Top of Records provided

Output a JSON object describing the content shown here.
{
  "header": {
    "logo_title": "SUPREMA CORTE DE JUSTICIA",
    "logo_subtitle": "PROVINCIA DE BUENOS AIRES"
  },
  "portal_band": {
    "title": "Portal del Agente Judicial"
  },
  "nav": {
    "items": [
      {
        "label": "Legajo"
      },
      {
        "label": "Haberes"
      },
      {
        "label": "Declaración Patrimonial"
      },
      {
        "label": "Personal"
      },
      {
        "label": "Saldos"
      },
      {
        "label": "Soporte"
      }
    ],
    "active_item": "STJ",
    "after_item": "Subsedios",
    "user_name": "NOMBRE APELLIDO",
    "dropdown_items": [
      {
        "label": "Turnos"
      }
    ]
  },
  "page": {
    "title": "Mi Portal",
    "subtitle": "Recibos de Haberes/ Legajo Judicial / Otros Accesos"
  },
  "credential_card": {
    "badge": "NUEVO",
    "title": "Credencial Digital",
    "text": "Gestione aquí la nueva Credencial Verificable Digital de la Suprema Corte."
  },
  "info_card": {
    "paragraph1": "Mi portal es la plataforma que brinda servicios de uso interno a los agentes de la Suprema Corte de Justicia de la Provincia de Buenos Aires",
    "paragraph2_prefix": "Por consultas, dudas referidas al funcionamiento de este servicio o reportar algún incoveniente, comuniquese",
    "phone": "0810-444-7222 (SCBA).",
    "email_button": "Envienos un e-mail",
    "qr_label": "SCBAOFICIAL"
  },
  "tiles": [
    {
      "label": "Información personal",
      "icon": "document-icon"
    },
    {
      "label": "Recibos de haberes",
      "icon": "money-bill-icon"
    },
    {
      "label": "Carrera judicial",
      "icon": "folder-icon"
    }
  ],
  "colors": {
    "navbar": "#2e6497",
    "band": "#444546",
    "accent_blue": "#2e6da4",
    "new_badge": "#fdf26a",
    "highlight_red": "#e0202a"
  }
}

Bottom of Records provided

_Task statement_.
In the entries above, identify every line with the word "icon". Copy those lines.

_Response to the exercise_.
      "icon": "document-icon"
      "icon": "money-bill-icon"
      "icon": "folder-icon"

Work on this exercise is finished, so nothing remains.